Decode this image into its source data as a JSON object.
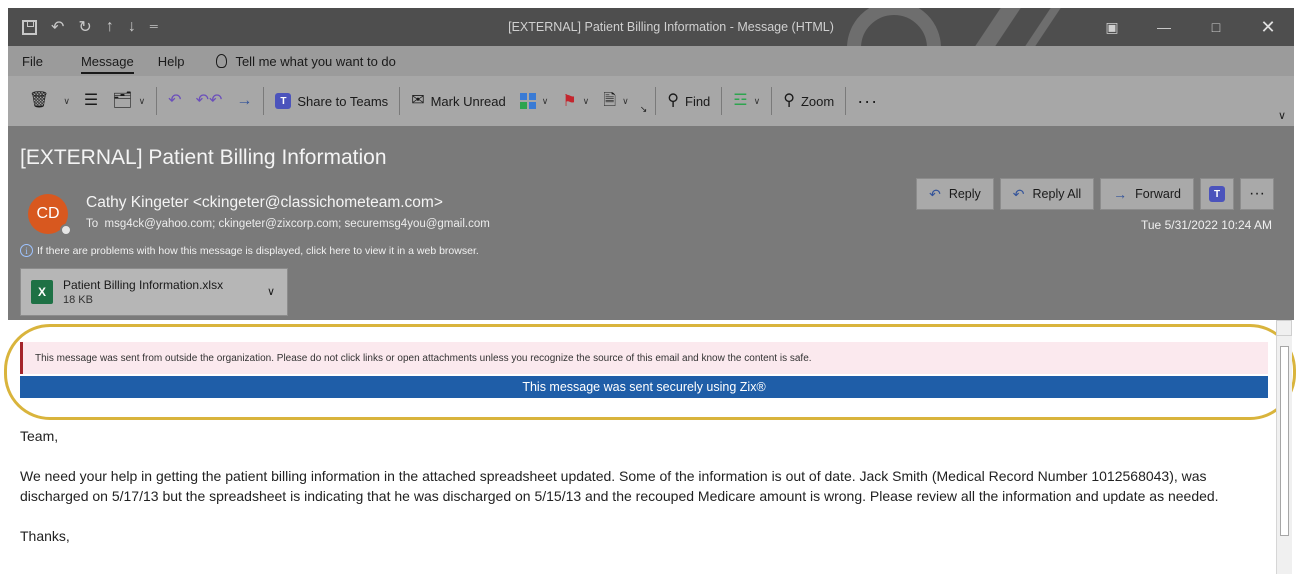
{
  "window": {
    "title": "[EXTERNAL] Patient Billing Information  -  Message (HTML)"
  },
  "menu": {
    "file": "File",
    "message": "Message",
    "help": "Help",
    "tell_me": "Tell me what you want to do"
  },
  "toolbar": {
    "share_to_teams": "Share to Teams",
    "mark_unread": "Mark Unread",
    "find": "Find",
    "zoom": "Zoom",
    "more": "···"
  },
  "header": {
    "subject": "[EXTERNAL] Patient Billing Information",
    "avatar_initials": "CD",
    "sender": "Cathy Kingeter <ckingeter@classichometeam.com>",
    "to_label": "To",
    "recipients": "msg4ck@yahoo.com; ckingeter@zixcorp.com; securemsg4you@gmail.com",
    "info_text": "If there are problems with how this message is displayed, click here to view it in a web browser.",
    "datetime": "Tue 5/31/2022 10:24 AM",
    "reply": "Reply",
    "reply_all": "Reply All",
    "forward": "Forward",
    "more": "···"
  },
  "attachment": {
    "name": "Patient Billing Information.xlsx",
    "size": "18 KB",
    "type_icon": "X"
  },
  "body": {
    "external_warning": "This message was sent from outside the organization. Please do not click links or open attachments unless you recognize the source of this email and know the content is safe.",
    "zix_banner": "This message was sent securely using Zix®",
    "greeting": "Team,",
    "paragraph": "We need your help in getting the patient billing information in the attached spreadsheet updated. Some of the information is out of date. Jack Smith (Medical Record Number 1012568043), was discharged on 5/17/13 but the spreadsheet is indicating that he was discharged on 5/15/13 and the recouped Medicare amount is wrong. Please review all the information and update as needed.",
    "closing": "Thanks,"
  },
  "colors": {
    "titlebar": "#4e4e4e",
    "header_bg": "#7a7a7a",
    "zix_blue": "#1f5ea8",
    "warning_pink": "#fbe9ee",
    "warning_border": "#a4262c",
    "highlight_ring": "#d9b43c",
    "avatar": "#d8581f"
  }
}
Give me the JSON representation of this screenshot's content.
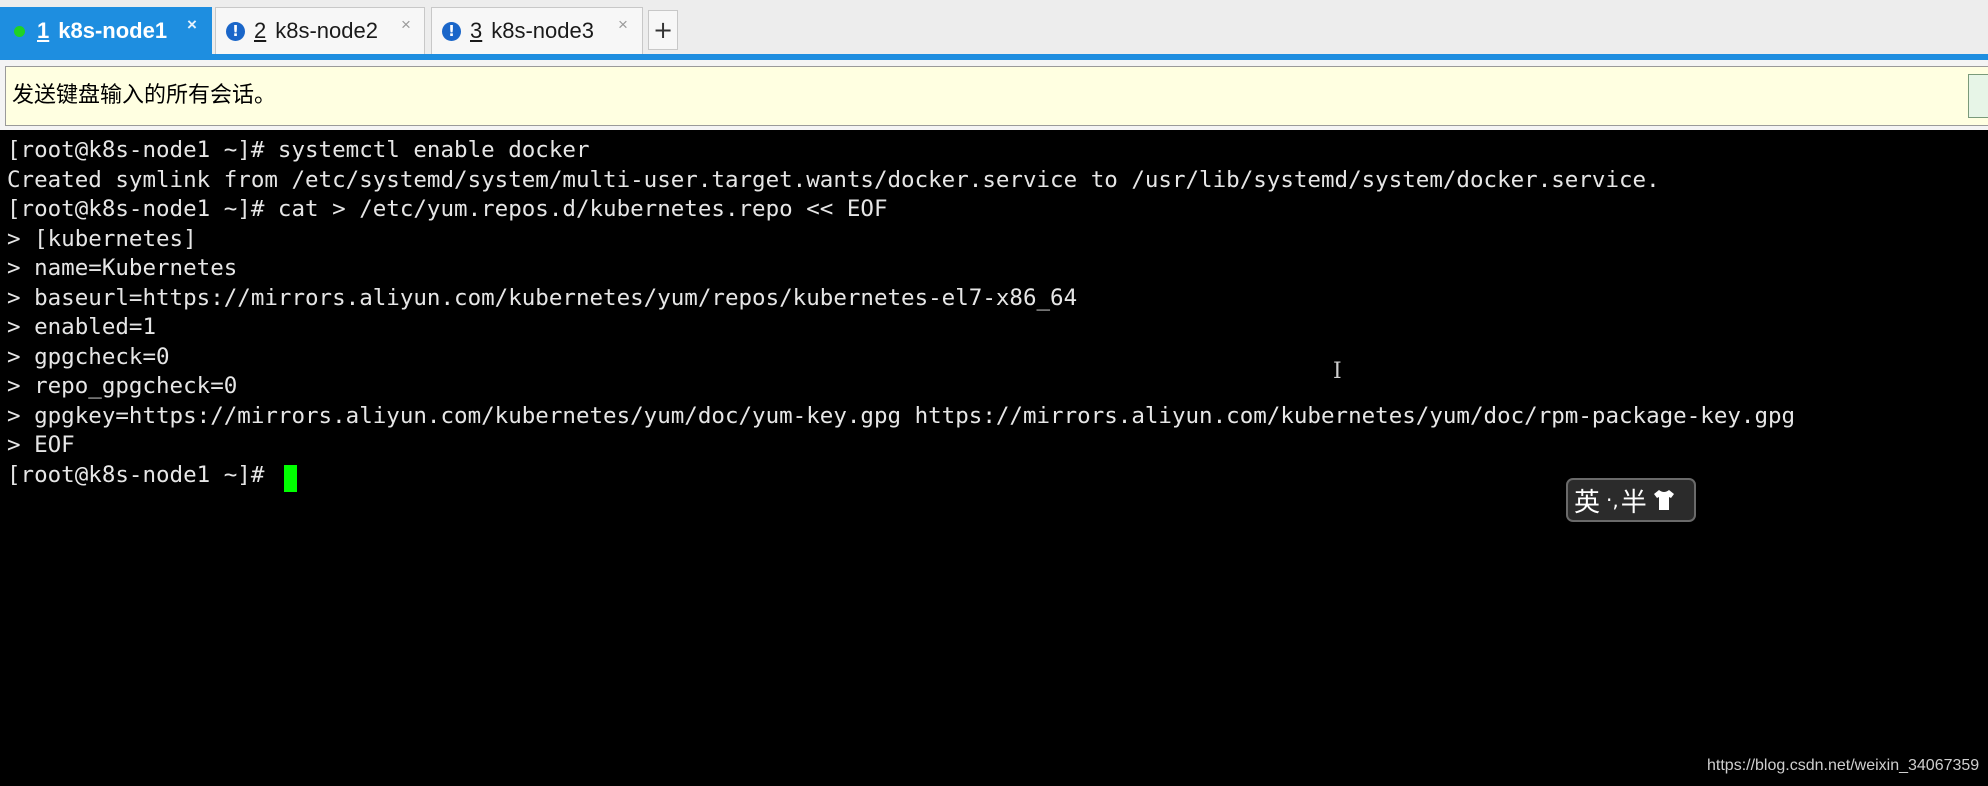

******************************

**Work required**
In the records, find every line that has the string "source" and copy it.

**Task result**
Decode this image into its source data as a JSON object.
    "external_warning": "This message was sent from outside the organization. Please do not click links or open attachments unless you recognize the source of this email and know the content is safe.",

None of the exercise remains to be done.